The bill also expands the ban to the remaining first-generation rodenticides, warfarin and chlorophacinone. And it forbids the use of all restricted rodenticides in parks and wildlife refuges, or within 5,000 feet of one.

This bill is crucial to ridding the environment of these toxins that kill wildlife and pets and have been known to poison people — usually children — as well.


And there’s no need for them. Covering trash receptacles, sealing up entry points to a house or building, and using nontoxic rodenticides and traps that don’t cause pain are all safer options to control rat populations. Fertility control products are also being used. One type is a plant-based liquid in bait stations that lowers fertility in rats (which breed prolifically). The liquid, which rats find delicious, has no hormones or chemicals to harm animals that prey upon rats.

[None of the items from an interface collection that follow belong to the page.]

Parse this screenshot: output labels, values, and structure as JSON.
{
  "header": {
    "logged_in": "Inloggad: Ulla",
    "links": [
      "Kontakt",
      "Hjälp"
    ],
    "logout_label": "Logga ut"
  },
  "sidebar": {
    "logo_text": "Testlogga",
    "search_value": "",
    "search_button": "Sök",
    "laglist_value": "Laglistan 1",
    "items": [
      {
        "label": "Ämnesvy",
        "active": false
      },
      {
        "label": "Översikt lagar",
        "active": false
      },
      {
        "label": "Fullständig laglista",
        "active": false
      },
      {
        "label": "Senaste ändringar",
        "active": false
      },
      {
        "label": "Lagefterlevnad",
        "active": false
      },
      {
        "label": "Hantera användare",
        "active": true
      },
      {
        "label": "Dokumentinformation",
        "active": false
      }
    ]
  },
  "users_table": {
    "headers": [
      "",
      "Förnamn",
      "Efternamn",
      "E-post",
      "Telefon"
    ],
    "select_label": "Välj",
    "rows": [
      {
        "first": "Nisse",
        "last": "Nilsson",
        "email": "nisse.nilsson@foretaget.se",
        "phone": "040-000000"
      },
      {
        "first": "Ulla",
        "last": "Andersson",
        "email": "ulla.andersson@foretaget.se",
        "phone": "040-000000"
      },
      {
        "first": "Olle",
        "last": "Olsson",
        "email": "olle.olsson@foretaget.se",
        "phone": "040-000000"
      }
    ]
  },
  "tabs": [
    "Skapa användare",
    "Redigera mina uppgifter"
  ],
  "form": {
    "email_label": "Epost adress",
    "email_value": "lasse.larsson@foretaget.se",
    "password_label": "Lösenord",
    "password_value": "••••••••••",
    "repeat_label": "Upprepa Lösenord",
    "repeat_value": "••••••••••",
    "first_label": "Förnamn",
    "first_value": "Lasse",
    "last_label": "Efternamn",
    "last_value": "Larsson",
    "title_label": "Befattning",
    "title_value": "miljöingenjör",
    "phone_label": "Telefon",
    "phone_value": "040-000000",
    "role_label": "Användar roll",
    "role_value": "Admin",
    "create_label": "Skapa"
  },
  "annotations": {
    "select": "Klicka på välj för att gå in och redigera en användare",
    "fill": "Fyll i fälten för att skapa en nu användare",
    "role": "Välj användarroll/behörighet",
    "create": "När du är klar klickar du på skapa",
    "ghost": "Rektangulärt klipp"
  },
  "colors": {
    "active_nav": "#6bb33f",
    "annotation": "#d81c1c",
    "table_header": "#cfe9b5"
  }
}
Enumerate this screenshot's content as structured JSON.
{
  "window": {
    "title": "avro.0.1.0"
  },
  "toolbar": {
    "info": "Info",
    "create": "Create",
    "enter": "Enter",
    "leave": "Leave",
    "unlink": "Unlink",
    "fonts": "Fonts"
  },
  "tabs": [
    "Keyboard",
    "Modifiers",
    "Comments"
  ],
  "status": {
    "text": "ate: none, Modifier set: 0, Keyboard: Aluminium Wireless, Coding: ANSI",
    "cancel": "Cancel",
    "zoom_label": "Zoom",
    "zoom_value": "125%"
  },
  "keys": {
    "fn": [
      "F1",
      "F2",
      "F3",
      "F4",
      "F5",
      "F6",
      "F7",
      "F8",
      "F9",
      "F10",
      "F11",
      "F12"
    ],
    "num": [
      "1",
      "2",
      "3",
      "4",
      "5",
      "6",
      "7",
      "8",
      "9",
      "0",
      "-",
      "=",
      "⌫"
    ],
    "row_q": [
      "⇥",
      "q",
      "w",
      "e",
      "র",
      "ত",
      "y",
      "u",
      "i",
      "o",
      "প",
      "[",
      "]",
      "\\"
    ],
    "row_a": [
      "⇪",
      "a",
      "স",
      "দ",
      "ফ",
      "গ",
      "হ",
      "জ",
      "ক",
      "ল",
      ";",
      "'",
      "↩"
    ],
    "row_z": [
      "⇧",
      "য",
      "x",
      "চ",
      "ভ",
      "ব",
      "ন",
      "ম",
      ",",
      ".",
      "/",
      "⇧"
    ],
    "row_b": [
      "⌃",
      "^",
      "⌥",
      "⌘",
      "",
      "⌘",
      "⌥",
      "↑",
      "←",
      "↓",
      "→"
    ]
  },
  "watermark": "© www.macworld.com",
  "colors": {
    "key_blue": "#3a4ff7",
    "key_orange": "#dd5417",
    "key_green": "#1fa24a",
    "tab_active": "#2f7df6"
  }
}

Various trials in city neighborhoods across the country have shown results as dramatic as a 90% reduction in rats after several months.

The text of the bill makes a point of stating that animals are capable of experiencing pain, stress and fear, and that they have “a right to a life free of poison.”

That language doesn’t imbue animals with rights that override human rights. If that were the case these rodenticides would be banned with no exceptions. But it does underscore something important — that humans should strive to minimize animals’ suffering especially when it is unnecessary. That is the case here.